= ASSIGNMENT =
Copy the lines below word for word, skipping any image.

=== Begin Enclosure ===

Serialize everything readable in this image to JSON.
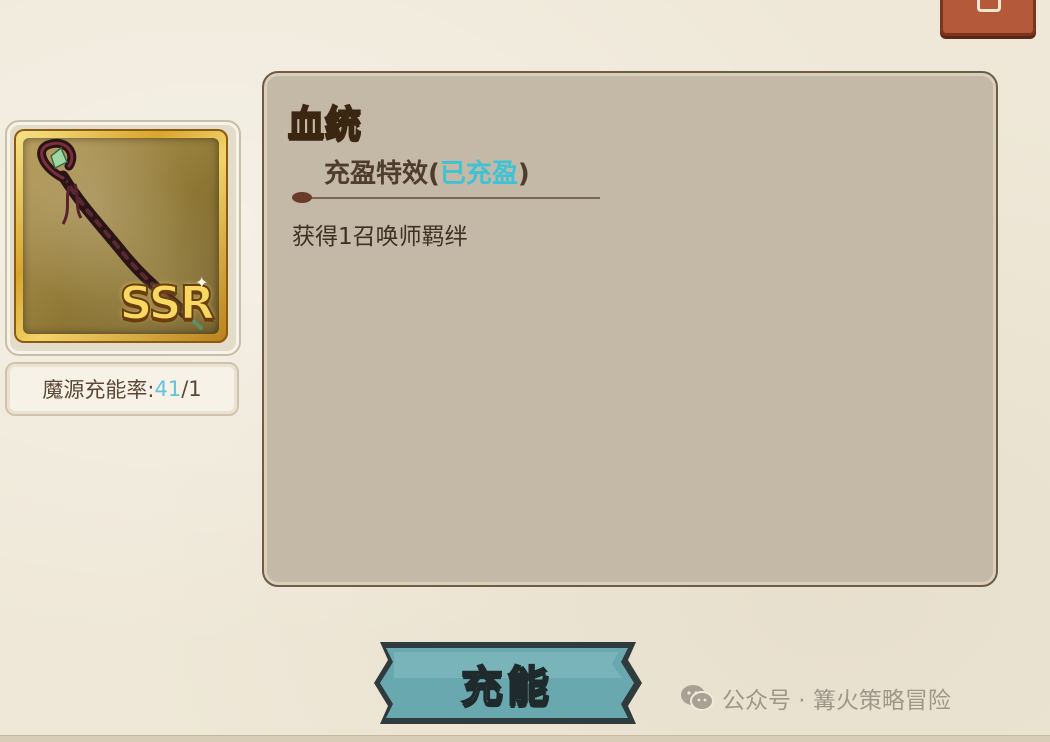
{
  "item": {
    "rarity": "SSR",
    "charge_rate_label": "魔源充能率: ",
    "charge_rate_value": "41",
    "charge_rate_max": "/1"
  },
  "panel": {
    "title": "血统",
    "effect_prefix": "充盈特效(",
    "effect_status": "已充盈",
    "effect_suffix": ")",
    "description": "获得1召唤师羁绊"
  },
  "button": {
    "charge_label": "充能"
  },
  "watermark": {
    "text": "公众号 · 篝火策略冒险"
  },
  "colors": {
    "title_yellow": "#f6cf46",
    "status_cyan": "#3fc3d4",
    "button_teal": "#5e9ea6",
    "panel_bg": "#c3b9a6"
  }
}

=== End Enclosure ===

= REPLY =
Serialize everything readable in this image to JSON.
{
  "item": {
    "rarity": "SSR",
    "charge_rate_label": "魔源充能率: ",
    "charge_rate_value": "41",
    "charge_rate_max": "/1"
  },
  "panel": {
    "title": "血统",
    "effect_prefix": "充盈特效(",
    "effect_status": "已充盈",
    "effect_suffix": ")",
    "description": "获得1召唤师羁绊"
  },
  "button": {
    "charge_label": "充能"
  },
  "watermark": {
    "text": "公众号 · 篝火策略冒险"
  },
  "colors": {
    "title_yellow": "#f6cf46",
    "status_cyan": "#3fc3d4",
    "button_teal": "#5e9ea6",
    "panel_bg": "#c3b9a6"
  }
}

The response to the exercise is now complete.